Up until AP broke the news of the facilities, it had been difficult to get information about where the youngest children were being held. Under the new policy, every child who enters the country with their parents is treated as an “unaccompanied minor” and sent into government custody alone, while their parents are prosecuted for entering the country illegally. One mother said that her child was taken from her as she was breastfeeding.
Doctors and lawyers who have visited the facilities have said that they are technically safe, but the children are in distress. Those who have visited the tender-age facilities in the Rio Grande Valley described them as “play rooms of crying preschool-age children in crisis.”
“The thought that they are going to be putting such little kids in an institutional setting? I mean it is hard for me to even wrap my mind around it,” Kay Bellor, vice-president for programs at Lutheran Immigration and Refugee Service, which provides child welfare services to migrant children, told the AP. “Toddlers are being detained.”

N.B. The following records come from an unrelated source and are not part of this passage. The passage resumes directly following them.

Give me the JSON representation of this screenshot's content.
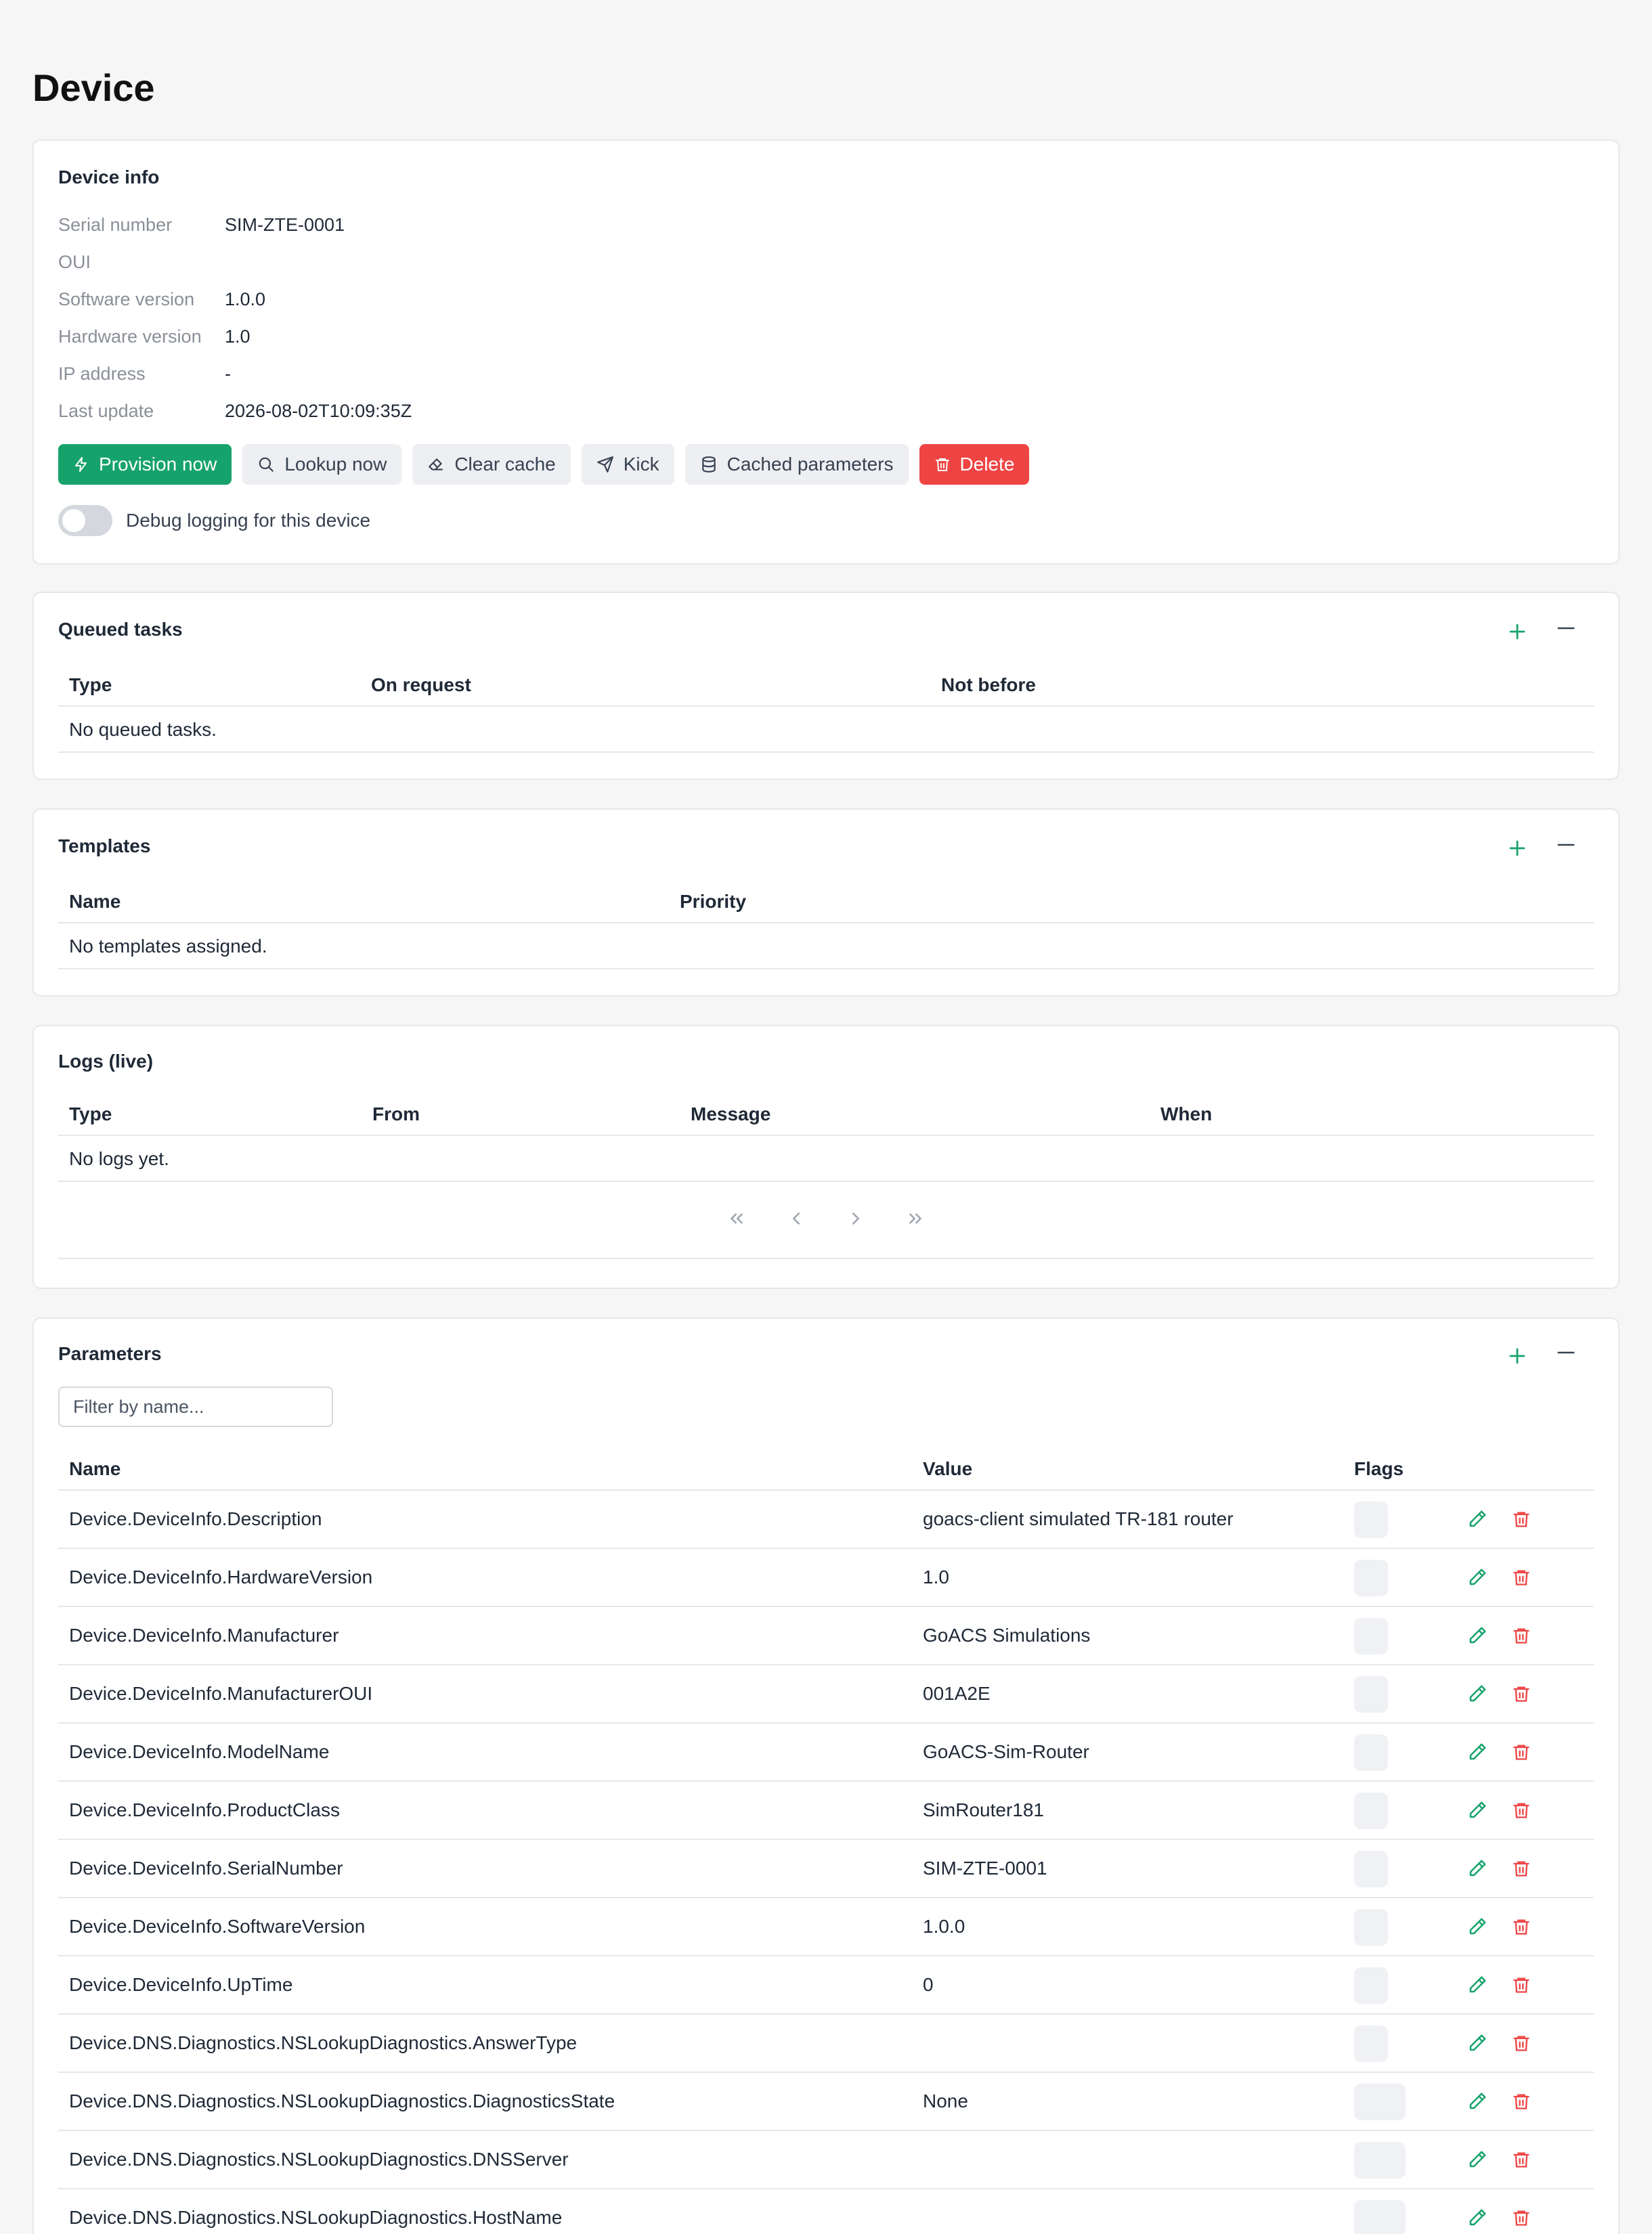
{
  "page": {
    "title": "Device"
  },
  "device_info": {
    "title": "Device info",
    "fields": [
      {
        "label": "Serial number",
        "value": "SIM-ZTE-0001"
      },
      {
        "label": "OUI",
        "value": ""
      },
      {
        "label": "Software version",
        "value": "1.0.0"
      },
      {
        "label": "Hardware version",
        "value": "1.0"
      },
      {
        "label": "IP address",
        "value": "-"
      },
      {
        "label": "Last update",
        "value": "2026-08-02T10:09:35Z"
      }
    ],
    "actions": {
      "provision": "Provision now",
      "lookup": "Lookup now",
      "clear_cache": "Clear cache",
      "kick": "Kick",
      "cached": "Cached parameters",
      "delete": "Delete"
    },
    "debug_label": "Debug logging for this device",
    "debug_enabled": false
  },
  "queued_tasks": {
    "title": "Queued tasks",
    "columns": [
      "Type",
      "On request",
      "Not before"
    ],
    "empty": "No queued tasks."
  },
  "templates": {
    "title": "Templates",
    "columns": [
      "Name",
      "Priority"
    ],
    "empty": "No templates assigned."
  },
  "logs": {
    "title": "Logs (live)",
    "columns": [
      "Type",
      "From",
      "Message",
      "When"
    ],
    "empty": "No logs yet."
  },
  "parameters": {
    "title": "Parameters",
    "filter_placeholder": "Filter by name...",
    "columns": [
      "Name",
      "Value",
      "Flags"
    ],
    "rows": [
      {
        "name": "Device.DeviceInfo.Description",
        "value": "goacs-client simulated TR-181 router"
      },
      {
        "name": "Device.DeviceInfo.HardwareVersion",
        "value": "1.0"
      },
      {
        "name": "Device.DeviceInfo.Manufacturer",
        "value": "GoACS Simulations"
      },
      {
        "name": "Device.DeviceInfo.ManufacturerOUI",
        "value": "001A2E"
      },
      {
        "name": "Device.DeviceInfo.ModelName",
        "value": "GoACS-Sim-Router"
      },
      {
        "name": "Device.DeviceInfo.ProductClass",
        "value": "SimRouter181"
      },
      {
        "name": "Device.DeviceInfo.SerialNumber",
        "value": "SIM-ZTE-0001"
      },
      {
        "name": "Device.DeviceInfo.SoftwareVersion",
        "value": "1.0.0"
      },
      {
        "name": "Device.DeviceInfo.UpTime",
        "value": "0"
      },
      {
        "name": "Device.DNS.Diagnostics.NSLookupDiagnostics.AnswerType",
        "value": ""
      },
      {
        "name": "Device.DNS.Diagnostics.NSLookupDiagnostics.DiagnosticsState",
        "value": "None"
      },
      {
        "name": "Device.DNS.Diagnostics.NSLookupDiagnostics.DNSServer",
        "value": ""
      },
      {
        "name": "Device.DNS.Diagnostics.NSLookupDiagnostics.HostName",
        "value": ""
      }
    ]
  },
  "colors": {
    "accent": "#16a36b",
    "danger": "#ef4444",
    "muted": "#8a8f98"
  }
}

Government officials have denied that detaining young children in this way is inhumane. Stephen Wagner, an official at the Department of Health and Human Services, told AP, “They’re not government facilities per se, and they have very well-trained clinicians, and those facilities meet state licensing standards for child welfare agencies, and they’re staffed by people who know how to deal with the needs — particularly of the younger children.” While Wagner said 13 was their cutoff, Customs and Border Protection has sometimes defined it
All in all, 2,342 children of all ages have been ripped from their parents and placed in facilities as of Tuesday. Officials from law enforcement and Health and Human Services didn’t know how many children were under 5, under 2, or even younger. Away from their parents, they are unaccompanied minors in government care. Horrifying audio and photos of the distressed children have spurred mass protests and fundraisers for groups trying to help at the border.

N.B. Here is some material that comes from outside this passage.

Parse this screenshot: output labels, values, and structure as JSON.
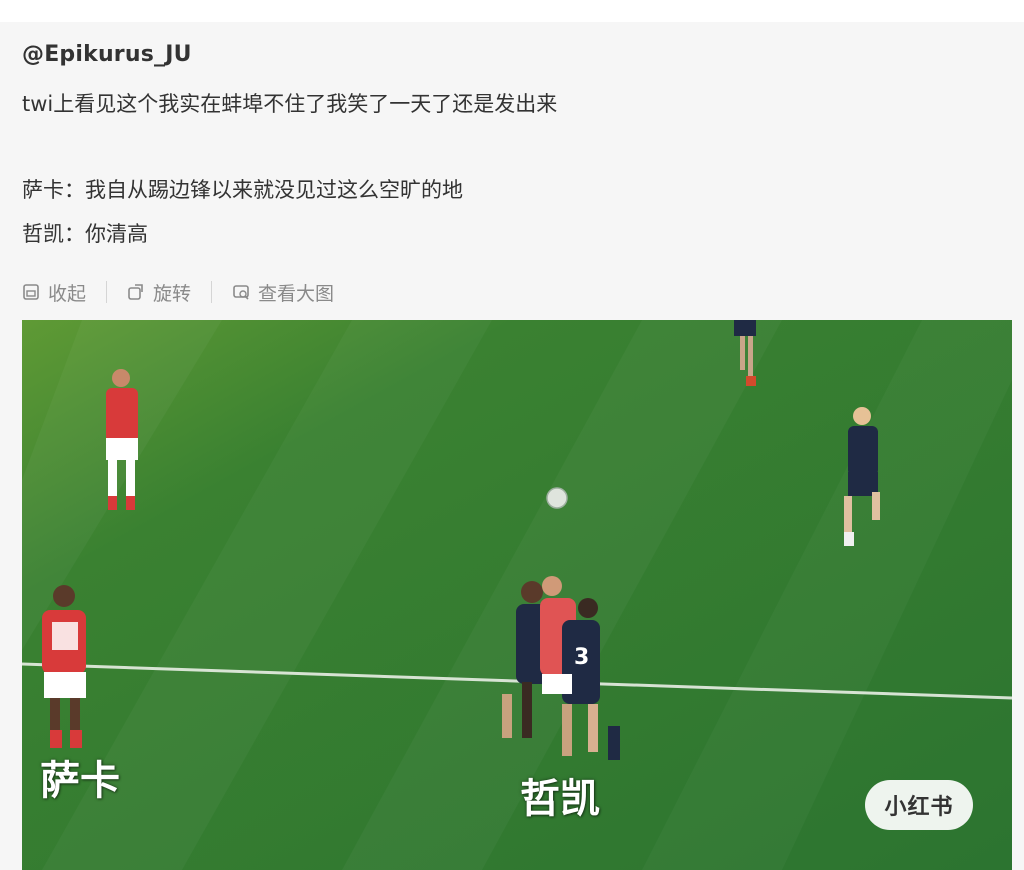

Colleen Kraft, M.D., president of the American Academy of Pediatrics, earlier this week (before AP broke the news of the tender-age facilities) the detention centers at large were “nothing less than government sanctioned child abuse” and the long-term stress could affect their development.
“I can’t describe to you the room I was in with the toddlers,” Kraft said of a detainment center she had toured. “Normally toddlers are rambunctious and running around. We had one child just screaming and crying, and the others were really silent. And this is not normal activity or brain development with these children.”
MSNBC host Rachel Maddow started crying on air when she learned of the “tender-age facilities,” passing off the report to Lawrence O’Donnell to finish delivering the breaking news.
The fourth tender-age facility, planned for Houston, has not yet been opened. Mayor Sylvester Turner has denounced the fourth shelter, which would be in a warehouse in the city, previously used for Hurricane Harvey victims. “And so there comes a point in time we draw a line and for me, the line is with these children,” said Turner during a news conference Tuesday.
There are more ways we can help families separated at the border. Please see here.